Workplace injuries affect nearly 3 million people a year, and not all of these take place at construction sites or manufacturing plants. In fact, someone working in an office may be just as likely to suffer an injury as someone welding I-beams 29 stories off the ground.
Strains and falls
No one wants to get hurt on the job. Workplace injuries often mean lost work, frustrating medical appointments and tedious physical therapy. When your occupation places you at risk for certain injuries, it is likely that your supervisor provides safety training to help you avoid such accidents. For example, one of the most common workplace injuries results from overexertion. This may occur when you sprain or strain a muscle from some non-impact activity. Anyone in any industry is at risk of such an injury from efforts such as:
When you attempt to lift or push an object that is too heavy, or you twist your body in an unnatural way, you are susceptible to an overexertion injury.
You don’t have to work as a roofer to be at risk of a fall. Wet surfaces, uneven floors, torn carpet and cluttered walkways are all common contributors to workplace falls. Falling may result in just a bruise or bump. However, you may strike your head on the floor or another object as you fall, and this may result in a traumatic brain injury. Falls also cause back injuries and broken bones.
The injury that’s not an accident
That pain you felt in your hands when you woke up may not be a cut or broken bone. You may be suffering from a repetitive motion injury. This type of injury is becoming more common as people use computers and other technology on the job. Carpal tunnel syndrome is one repetitive motion injury that causes stiffness, pain and numbness in the hands and arms from spending hours at a keyboard. However, you may have pain in your shoulder, knees, elbows or hips from repeating the same motions at your job.

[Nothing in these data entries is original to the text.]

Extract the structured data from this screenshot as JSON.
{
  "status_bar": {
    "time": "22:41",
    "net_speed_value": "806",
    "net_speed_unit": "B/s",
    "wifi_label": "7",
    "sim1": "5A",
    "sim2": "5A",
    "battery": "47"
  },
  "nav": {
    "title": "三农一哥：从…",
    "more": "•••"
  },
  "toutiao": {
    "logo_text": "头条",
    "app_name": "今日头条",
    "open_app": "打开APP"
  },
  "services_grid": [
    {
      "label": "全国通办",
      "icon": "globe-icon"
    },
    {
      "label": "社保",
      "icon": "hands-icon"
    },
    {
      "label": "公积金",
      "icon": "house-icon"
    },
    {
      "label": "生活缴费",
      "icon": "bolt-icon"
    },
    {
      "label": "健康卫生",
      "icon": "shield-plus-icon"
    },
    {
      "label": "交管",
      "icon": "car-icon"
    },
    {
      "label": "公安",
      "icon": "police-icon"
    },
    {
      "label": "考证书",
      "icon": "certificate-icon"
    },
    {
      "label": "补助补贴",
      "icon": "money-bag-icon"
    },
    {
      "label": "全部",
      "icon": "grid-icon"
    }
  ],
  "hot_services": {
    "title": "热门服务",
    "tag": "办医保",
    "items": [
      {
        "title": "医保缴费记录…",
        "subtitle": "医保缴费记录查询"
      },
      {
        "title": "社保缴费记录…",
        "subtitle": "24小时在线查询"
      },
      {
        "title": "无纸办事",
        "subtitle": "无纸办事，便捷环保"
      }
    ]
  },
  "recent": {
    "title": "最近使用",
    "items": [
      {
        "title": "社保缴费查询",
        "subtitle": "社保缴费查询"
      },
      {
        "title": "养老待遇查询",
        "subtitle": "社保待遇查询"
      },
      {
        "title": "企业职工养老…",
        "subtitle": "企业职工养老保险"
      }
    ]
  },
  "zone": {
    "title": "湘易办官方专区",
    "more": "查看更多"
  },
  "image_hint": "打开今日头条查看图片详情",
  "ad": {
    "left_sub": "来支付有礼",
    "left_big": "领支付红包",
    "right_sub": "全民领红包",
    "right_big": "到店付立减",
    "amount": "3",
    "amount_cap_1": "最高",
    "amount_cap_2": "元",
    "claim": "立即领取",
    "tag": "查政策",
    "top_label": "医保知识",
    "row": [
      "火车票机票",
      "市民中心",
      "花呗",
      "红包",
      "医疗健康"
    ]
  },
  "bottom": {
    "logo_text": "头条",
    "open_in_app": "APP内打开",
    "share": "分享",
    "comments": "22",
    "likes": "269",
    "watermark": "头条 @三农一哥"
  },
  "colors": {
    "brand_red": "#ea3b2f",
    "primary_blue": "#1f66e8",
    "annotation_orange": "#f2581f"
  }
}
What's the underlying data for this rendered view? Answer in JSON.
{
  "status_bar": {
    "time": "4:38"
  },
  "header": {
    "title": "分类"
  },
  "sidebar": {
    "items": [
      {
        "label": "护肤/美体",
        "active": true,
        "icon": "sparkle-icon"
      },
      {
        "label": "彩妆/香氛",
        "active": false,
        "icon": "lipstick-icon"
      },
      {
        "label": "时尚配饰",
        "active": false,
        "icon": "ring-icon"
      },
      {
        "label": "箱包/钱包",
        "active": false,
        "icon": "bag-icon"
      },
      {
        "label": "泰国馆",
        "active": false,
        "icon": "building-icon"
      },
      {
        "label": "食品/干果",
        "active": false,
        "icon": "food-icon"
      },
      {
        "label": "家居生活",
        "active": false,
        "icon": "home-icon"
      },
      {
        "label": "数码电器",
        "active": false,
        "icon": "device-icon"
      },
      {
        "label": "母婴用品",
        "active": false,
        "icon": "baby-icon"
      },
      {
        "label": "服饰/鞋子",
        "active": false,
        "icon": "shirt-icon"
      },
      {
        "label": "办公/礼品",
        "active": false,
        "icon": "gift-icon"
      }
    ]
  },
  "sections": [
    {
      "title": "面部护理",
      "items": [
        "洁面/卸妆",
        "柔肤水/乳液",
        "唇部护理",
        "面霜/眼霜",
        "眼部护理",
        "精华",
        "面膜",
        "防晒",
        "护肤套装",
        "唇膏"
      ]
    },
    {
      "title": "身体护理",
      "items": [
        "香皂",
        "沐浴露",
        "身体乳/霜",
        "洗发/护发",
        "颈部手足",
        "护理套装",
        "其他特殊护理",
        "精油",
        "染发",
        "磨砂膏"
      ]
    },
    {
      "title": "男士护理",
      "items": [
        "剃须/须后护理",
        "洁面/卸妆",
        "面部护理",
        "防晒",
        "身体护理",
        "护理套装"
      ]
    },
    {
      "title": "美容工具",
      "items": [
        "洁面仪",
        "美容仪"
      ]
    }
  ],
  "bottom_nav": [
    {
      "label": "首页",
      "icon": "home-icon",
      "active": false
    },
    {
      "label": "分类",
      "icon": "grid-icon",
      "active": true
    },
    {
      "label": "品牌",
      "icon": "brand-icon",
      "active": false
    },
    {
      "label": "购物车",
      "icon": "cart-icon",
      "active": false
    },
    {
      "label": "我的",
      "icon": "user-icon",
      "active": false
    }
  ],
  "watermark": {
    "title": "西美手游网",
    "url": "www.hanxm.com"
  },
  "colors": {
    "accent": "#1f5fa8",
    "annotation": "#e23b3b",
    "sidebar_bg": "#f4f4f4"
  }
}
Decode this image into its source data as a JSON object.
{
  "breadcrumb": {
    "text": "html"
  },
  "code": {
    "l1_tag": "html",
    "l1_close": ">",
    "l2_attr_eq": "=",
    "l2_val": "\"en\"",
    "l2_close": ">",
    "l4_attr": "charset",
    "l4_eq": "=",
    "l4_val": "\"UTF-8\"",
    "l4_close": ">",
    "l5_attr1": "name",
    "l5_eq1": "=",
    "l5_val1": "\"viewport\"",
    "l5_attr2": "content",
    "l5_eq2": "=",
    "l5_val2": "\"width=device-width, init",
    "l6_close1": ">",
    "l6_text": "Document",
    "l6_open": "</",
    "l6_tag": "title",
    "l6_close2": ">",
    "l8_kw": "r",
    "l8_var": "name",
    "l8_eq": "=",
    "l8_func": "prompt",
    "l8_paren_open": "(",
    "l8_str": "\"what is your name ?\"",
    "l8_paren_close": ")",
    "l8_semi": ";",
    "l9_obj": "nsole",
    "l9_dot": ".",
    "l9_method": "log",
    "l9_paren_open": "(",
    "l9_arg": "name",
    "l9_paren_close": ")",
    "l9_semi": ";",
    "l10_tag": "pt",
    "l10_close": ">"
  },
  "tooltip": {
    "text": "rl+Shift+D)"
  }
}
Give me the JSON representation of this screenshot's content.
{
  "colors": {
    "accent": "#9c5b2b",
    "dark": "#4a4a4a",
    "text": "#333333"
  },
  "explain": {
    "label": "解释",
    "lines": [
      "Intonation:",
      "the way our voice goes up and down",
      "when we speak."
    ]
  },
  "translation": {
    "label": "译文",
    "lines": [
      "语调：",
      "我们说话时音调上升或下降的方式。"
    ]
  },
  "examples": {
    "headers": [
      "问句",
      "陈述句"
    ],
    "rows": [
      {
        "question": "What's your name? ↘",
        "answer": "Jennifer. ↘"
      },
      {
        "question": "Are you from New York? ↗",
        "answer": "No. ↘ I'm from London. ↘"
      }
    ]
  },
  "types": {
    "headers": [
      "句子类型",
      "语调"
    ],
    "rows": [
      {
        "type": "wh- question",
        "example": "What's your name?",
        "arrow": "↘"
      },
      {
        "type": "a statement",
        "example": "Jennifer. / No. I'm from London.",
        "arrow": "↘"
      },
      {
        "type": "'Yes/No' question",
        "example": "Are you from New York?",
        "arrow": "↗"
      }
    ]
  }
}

Taking steps to prevent these injuries is always best, but once you are injured, you may have more struggles ahead. While it is clear to you that your injury is work related, you may have some difficulty convincing your employer or jumping through the hoops required to obtain the workers’ compensation benefits you deserve. Fortunately, you can always seek the assistance of a Georgia attorney who will guide you through the process and carry the load for you.